People love citrus fruit! What could be more delightful than limes, grapefruits, tangerines, kumquats, clementines, blood oranges, and lemons? This line of thought led me to ask where lemons come from, and I was surprised to find that lemons–and many other citrus fruits–were created by humans by hybridizing inedible or unpalatable natural species of trees. Lemons, oranges, and limes are medieval inventions! The original wild citrus fruits were very different from the big sweet juicy fruits you find in today’s supermarkets. All of today’s familiar citrus fruits come from increasingly complicated hybridization (and attendant artificial selection) of citrons, pomelos, mandarins, and papedas. It seems the first of these fruits to be widely cultivated was the citron (Citrus Medicus) which reached the Mediterranean world in the Biblical/Classical era.

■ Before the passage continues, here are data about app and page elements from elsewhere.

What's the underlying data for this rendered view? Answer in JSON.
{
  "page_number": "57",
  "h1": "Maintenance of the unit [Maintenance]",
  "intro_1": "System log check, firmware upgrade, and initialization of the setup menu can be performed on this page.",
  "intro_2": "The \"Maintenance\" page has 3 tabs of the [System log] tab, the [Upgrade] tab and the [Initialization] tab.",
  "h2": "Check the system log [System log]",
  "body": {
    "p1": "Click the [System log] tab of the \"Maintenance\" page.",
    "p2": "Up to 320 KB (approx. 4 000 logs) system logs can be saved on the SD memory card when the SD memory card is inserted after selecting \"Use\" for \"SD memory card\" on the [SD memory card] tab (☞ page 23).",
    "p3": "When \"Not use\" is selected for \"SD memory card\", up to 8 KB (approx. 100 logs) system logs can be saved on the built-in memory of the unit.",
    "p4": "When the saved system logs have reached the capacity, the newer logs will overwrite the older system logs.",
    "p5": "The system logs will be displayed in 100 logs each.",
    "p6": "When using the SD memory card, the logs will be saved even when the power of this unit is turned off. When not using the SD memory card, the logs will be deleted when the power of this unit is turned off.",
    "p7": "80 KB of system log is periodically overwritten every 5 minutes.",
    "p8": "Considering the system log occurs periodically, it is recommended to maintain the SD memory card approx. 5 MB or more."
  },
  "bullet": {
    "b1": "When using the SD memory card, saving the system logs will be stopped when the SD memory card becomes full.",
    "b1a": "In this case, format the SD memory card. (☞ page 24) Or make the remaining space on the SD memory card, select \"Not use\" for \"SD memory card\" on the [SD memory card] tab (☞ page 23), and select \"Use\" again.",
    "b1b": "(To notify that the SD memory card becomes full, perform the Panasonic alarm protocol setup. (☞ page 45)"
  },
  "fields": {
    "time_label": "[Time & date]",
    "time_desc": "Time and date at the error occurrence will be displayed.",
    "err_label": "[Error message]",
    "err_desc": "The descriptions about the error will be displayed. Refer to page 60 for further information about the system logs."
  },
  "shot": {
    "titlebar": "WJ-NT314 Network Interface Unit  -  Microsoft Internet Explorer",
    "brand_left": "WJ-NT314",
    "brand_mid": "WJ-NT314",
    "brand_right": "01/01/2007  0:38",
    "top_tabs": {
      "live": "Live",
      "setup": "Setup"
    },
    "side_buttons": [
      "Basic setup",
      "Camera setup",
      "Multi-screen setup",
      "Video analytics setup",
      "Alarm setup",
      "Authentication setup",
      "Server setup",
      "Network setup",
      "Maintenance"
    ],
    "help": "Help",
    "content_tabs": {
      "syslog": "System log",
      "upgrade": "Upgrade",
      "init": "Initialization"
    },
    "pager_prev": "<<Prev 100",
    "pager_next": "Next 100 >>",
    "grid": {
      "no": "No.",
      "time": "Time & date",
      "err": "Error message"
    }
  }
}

The citron superficially resembles a modern lemon, but whereas the lemon has juicy segments beneath the peel, citrons consist only of aromatic pulp (and possibly a tiny wisp of bland liquid). Although it is not much a food source, the pulp and peel of citrus smells incredibly appealing–so much so that the fruit was carried across the world in ancient (or even prehistoric times). Ancient Mediterranean writers believed that the citron had originated in India, but that is only because it traveled through India to reach them. Genetic testing and field botany now seem to indicate that citrons (and the other wild citrus fruits) originated in New Guinea, New Caledonia and Australia.
In ancient times citrons were prized for use in medicine, perfume, and religious ritual. The fruits were purported to combat various pulmonary and gastronomic ills. Citrons are mentioned in the Torah and in the major hadiths of Sunni Muslims. In fact the fruit is used during the Jewish festival of Sukkot (although it is profane to use citrons grown from grafted branches).
Since citron has been domesticated for such a long time, there are many exotic variations of the fruit which have textured peels with nubs, ribs, or bumps: there is even a variety with multiple finger-like appendages (I apologize if that sentence sounded like it came off of a machine in a truck-stop lavatory but the following illustration will demonstrate what I mean).
Citron remains widely used for Citrus zest (the scrapings of the outer skin used as a flavoring ingredient) and the pith is candied and made into succade. In English the word citron is also used to designate a pretty color which is a mixture of green and orange. I have writted about citrons to better explain the domestication of some of my favorite citrus fruits (all of which seem to have citrons as ancestors) but I still haven’t tried the actual thing. I will head over to one of the Jewish quarters of Brooklyn as soon as autumn rolls around (and Sukkot draws near) so I can report to you. In the mean time has anyone out there experienced the first domesticated citrus?